» GOAL OF THE EXERCISE:
Below are some records; find each line that carries the word "expense" and copy it.

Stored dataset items
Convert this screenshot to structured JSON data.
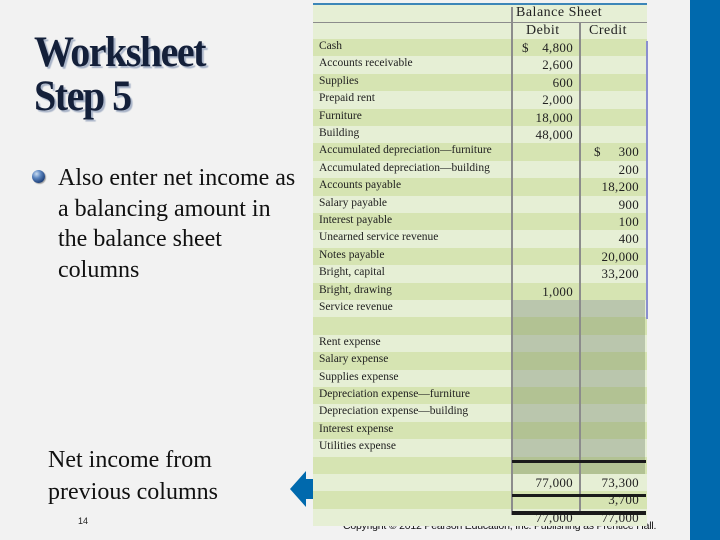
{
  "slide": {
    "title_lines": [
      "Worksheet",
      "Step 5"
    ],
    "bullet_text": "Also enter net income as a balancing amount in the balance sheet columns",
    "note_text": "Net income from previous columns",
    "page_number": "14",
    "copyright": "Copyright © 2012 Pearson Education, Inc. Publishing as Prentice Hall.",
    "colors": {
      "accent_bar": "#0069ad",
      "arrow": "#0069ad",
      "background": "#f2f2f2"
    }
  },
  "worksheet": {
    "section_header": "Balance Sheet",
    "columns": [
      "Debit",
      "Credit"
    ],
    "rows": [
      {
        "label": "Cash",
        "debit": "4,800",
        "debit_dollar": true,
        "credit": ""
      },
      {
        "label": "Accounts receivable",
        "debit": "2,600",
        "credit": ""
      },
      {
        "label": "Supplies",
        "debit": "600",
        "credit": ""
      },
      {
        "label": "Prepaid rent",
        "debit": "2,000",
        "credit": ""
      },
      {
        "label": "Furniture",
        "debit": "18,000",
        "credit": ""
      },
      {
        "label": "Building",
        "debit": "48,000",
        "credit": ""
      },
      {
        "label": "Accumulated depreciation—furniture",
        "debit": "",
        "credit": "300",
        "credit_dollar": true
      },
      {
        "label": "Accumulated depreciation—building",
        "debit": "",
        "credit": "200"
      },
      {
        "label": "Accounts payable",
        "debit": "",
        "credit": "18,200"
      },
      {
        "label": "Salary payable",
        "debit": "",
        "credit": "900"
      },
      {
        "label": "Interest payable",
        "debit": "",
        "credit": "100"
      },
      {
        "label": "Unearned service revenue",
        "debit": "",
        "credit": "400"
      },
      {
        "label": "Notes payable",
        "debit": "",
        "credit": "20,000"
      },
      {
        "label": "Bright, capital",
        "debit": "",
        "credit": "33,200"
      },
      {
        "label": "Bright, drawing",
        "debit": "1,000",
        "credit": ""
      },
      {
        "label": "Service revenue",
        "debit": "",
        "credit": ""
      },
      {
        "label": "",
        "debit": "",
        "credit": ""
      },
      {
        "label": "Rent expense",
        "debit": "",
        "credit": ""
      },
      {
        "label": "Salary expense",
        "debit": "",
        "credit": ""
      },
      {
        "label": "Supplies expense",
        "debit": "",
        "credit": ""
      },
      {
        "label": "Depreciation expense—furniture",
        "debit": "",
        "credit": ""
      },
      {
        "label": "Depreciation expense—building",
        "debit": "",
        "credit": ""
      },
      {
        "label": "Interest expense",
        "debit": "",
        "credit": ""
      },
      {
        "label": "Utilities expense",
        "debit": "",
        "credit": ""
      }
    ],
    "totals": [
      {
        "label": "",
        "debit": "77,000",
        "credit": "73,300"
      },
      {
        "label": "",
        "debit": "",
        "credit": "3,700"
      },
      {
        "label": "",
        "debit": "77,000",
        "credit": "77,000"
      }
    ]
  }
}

» ANSWER TO THIS PROBLEM:
        "label": "Rent expense",
        "label": "Salary expense",
        "label": "Supplies expense",
        "label": "Depreciation expense—furniture",
        "label": "Depreciation expense—building",
        "label": "Interest expense",
        "label": "Utilities expense",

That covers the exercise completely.